Something You're Not

At age seven, Sana ceremoniously cut a chunk out of her eyebrow. Gripping on to a pair of pink craft scissors, she balanced deftly on her tiptoes in the hopes of finding her reflection in the hallway mirror. The wayward hairs reminded her of spider’s legs that needed to be impaled, so she surreptitiously raised the scissors towards her brow.

The Test Drive

Uncle Tait would alternate between the two when cooking up schemes like this, though this was the first time he included me. We’d wear our church clothes on a Tuesday, he said. That way, they’d think that’s how we always dressed.

Losers Walk

Everything was new to us and so we didn’t notice the things that would separate us eventually, like who dressed well and who always looked sloppy no matter how hard they tried not to.  We didn’t see who was tall and who was pretty and who was not. We were too busy trying to remember all the instructions and where we were supposed to sit and when we were supposed to stand.

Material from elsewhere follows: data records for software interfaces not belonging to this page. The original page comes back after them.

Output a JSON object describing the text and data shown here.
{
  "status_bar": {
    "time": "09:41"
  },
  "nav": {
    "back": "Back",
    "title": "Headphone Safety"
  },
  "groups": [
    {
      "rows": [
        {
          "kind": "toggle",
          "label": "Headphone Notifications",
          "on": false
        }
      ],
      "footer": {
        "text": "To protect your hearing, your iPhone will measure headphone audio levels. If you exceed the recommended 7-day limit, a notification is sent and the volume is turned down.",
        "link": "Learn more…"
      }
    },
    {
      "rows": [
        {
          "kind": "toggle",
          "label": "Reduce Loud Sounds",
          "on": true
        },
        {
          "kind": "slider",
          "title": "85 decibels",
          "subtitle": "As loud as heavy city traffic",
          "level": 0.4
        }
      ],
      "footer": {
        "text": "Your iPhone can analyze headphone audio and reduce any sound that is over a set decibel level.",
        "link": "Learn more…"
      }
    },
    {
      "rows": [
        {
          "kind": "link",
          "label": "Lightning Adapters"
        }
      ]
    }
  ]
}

The Waves Still Whisper Lullabies

The earliest part of the morning – and it’s not even called morning yet, it’s still a part of the night – enters the streets of a sleepy Paris. Restaurants in Picpus haven’t put tables outside. I like this part of the city, the streets are wider, you can feel the scale of Paris outside the narrow streets of downtown and escape conventional tourist routes near the Eiffel Tower.

The Caged Pearl

When she died my Aunt Lydia told my dad that she would hold on to her jewelry until I was old enough to have it. My dad said that no, he would hold on to it. My aunt seemed surprised but said yes of course. That night he put the little birdcage around my neck.

The Fairies Under My Desk

The fairies under my desk didn’t come out right away. While I could hear them skittering in the distance and I caught glimpses of their profiles sitting in the corners of my eyes, I never could get a good look at them. They didn’t trust people much, which is understandable given everything that’s happened.